On occasion Harriette entertained on her own. Such was the case on February 3, 1892 when she hosted "an informal young people's tea." Her mother was not involved. The New York Herald reported that "she was assisted in receiving by her cousin, Miss Margaret H. Barry."
On November 9, 1894 The New York Herald reported that Harriette's engagement to "Mr. Morgan, of the American Embassy in Paris" had been announced. One can only imagine the flurry of outraged messages that the newspaper quickly received from No. 21 West 16th and from Paris.
Four days later a correction appeared. "Miss Harriette Louise Barry, of No. 21 West Sixteenth street, is engaged to Mr. R. Dorsey Loraine Mohun, and not to a Mr. Morgan, as was announced." The article noted "Mr. Mohun has recently returned from Central Africa, where he was in command of an expedition of the United States government."
The couple was married in 1895, just months before Martha Barry's death in 1896. After having been in the family for four decades, the house was sold at auction in April 1897 for $35,100--or about $1.12 million today.
It became home to the widowed Florence Johnson. Her father, Asa D. Dickson had been Consul at Nottingham, England under President Grover Cleveland, while her brother had been Cleveland's Postmaster General.
Florence was highly involved with the Mount St. Vincent Alumnae Association. In 1903 she hosted the group for a "musical and literary entertainment" to benefit the children of the Providence Fund. The charity had been formed to cover the hospital costs for those who could not afford to pay. On December 20 The New York Herald said "Financially and socially the affair proved a success."
The house was sold in March 1910 for $100,000 (about $2.78 million today). The New-York Daily Tribune reported "The buyer will probably improve the plot by erection of a loft building." Thankfully that did not happen, although the house would never be a private residence again.
Humorist illustrator G. Viafora and his wife, operatic soprano Gina Ciaparelli established their studios here in 1911. Both were well-known in artistic circles. The couple had been married in Rome on April 29, 1899.

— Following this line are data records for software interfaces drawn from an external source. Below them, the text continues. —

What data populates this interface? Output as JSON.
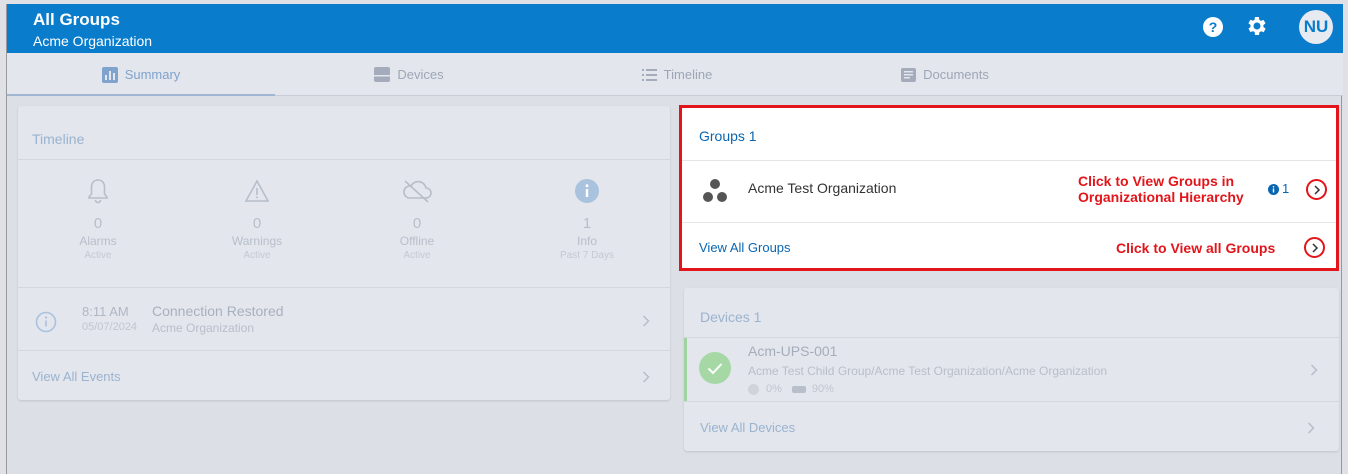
{
  "header": {
    "title": "All Groups",
    "subtitle": "Acme Organization",
    "avatar_initials": "NU",
    "help_glyph": "?"
  },
  "tabs": [
    {
      "label": "Summary",
      "icon": "bar-chart-icon",
      "active": true
    },
    {
      "label": "Devices",
      "icon": "device-icon",
      "active": false
    },
    {
      "label": "Timeline",
      "icon": "list-icon",
      "active": false
    },
    {
      "label": "Documents",
      "icon": "document-icon",
      "active": false
    }
  ],
  "timeline": {
    "title": "Timeline",
    "stats": [
      {
        "value": "0",
        "label": "Alarms",
        "sub": "Active",
        "icon": "bell-icon"
      },
      {
        "value": "0",
        "label": "Warnings",
        "sub": "Active",
        "icon": "warning-icon"
      },
      {
        "value": "0",
        "label": "Offline",
        "sub": "Active",
        "icon": "cloud-offline-icon"
      },
      {
        "value": "1",
        "label": "Info",
        "sub": "Past 7 Days",
        "icon": "info-icon"
      }
    ],
    "event": {
      "time": "8:11 AM",
      "date": "05/07/2024",
      "title": "Connection Restored",
      "source": "Acme Organization"
    },
    "view_all": "View All Events"
  },
  "groups": {
    "title": "Groups 1",
    "item_name": "Acme Test Organization",
    "item_count": "1",
    "note_line1": "Click to View Groups in",
    "note_line2": "Organizational Hierarchy",
    "view_all": "View All Groups",
    "view_all_note": "Click to View all Groups"
  },
  "devices": {
    "title": "Devices 1",
    "device_name": "Acm-UPS-001",
    "device_path": "Acme Test Child Group/Acme Test Organization/Acme Organization",
    "metric1": "0%",
    "metric2": "90%",
    "view_all": "View All Devices"
  },
  "colors": {
    "brand": "#0a7ccc",
    "highlight": "#e2151b",
    "link": "#0a66b0",
    "status_ok": "#7fd07f"
  }
}
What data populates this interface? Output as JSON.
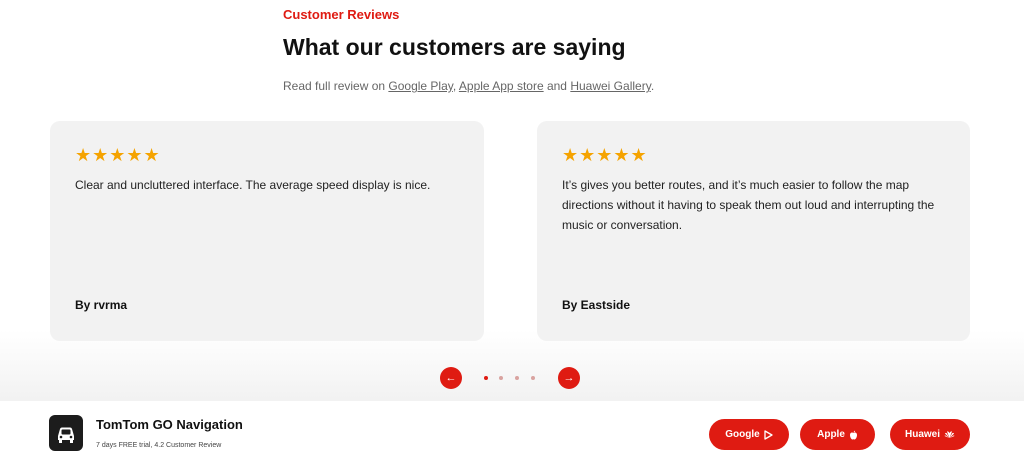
{
  "section": {
    "eyebrow": "Customer Reviews",
    "heading": "What our customers are saying",
    "subtext_prefix": "Read full review on ",
    "link_google": "Google Play",
    "sep1": ", ",
    "link_apple": "Apple App store",
    "sep2": " and ",
    "link_huawei": "Huawei Gallery",
    "subtext_suffix": "."
  },
  "reviews": [
    {
      "stars": "★★★★★",
      "rating": 5,
      "text": "Clear and uncluttered interface. The average speed display is nice.",
      "author": "By rvrma"
    },
    {
      "stars": "★★★★★",
      "rating": 5,
      "text": "It’s gives you better routes, and it’s much easier to follow the map directions without it having to speak them out loud and interrupting the music or conversation.",
      "author": "By Eastside"
    }
  ],
  "carousel": {
    "prev_icon": "arrow-left-icon",
    "next_icon": "arrow-right-icon",
    "prev_glyph": "←",
    "next_glyph": "→",
    "dot_count": 4,
    "active_dot": 1
  },
  "app_bar": {
    "app_name": "TomTom GO Navigation",
    "app_sub": "7 days FREE trial, 4.2 Customer Review",
    "buttons": {
      "google": "Google",
      "apple": "Apple",
      "huawei": "Huawei"
    }
  },
  "colors": {
    "accent": "#df1b12",
    "star": "#f5a300",
    "card_bg": "#f2f2f2"
  }
}
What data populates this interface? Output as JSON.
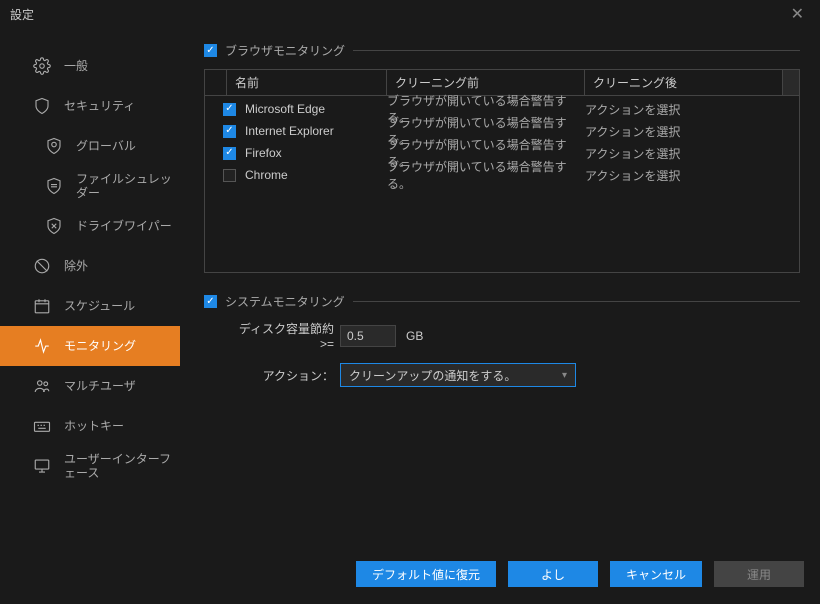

On March 12, 1911 the New-York Daily Tribune reported "From Mr. G. Viafora, of No. 21 West 16th street, we have received the circular of an international exhibition of 'humorism' which is to be held this summer at the Rivoli Castle, near Turin." The exhibition included caricatures, humorous advertisements, and similar light-hearted artwork.
|An advertising postcard by Viafora (copyright expired)|
Painter Gene Smith had his studio in the building as well by 1916. He specialized in painting horses. In October 1916 a reporter from The New York Herald visited his studio, commenting on the many horse-themed paintings which "are fetching $25 to-day." (The journalist was apparently impressed at the price tag, equal to around $600 today.)
|Gene Smith painted this watercolor, The Finish, in 1891.|
Another renovation begun in 1939 resulted in a shop in the basement level, one apartment on the first floor and two each on the upper floors. The store was home to Magellan's Imports in the mid- to late-1950's.
Nearly 175 years after the Baudoine family moved in, their handsome home is little changed on the exterior. And surprisingly, much of the interior detailing like marble mantles, crown molding and woodwork survives.
|photo via StreetEasy.com|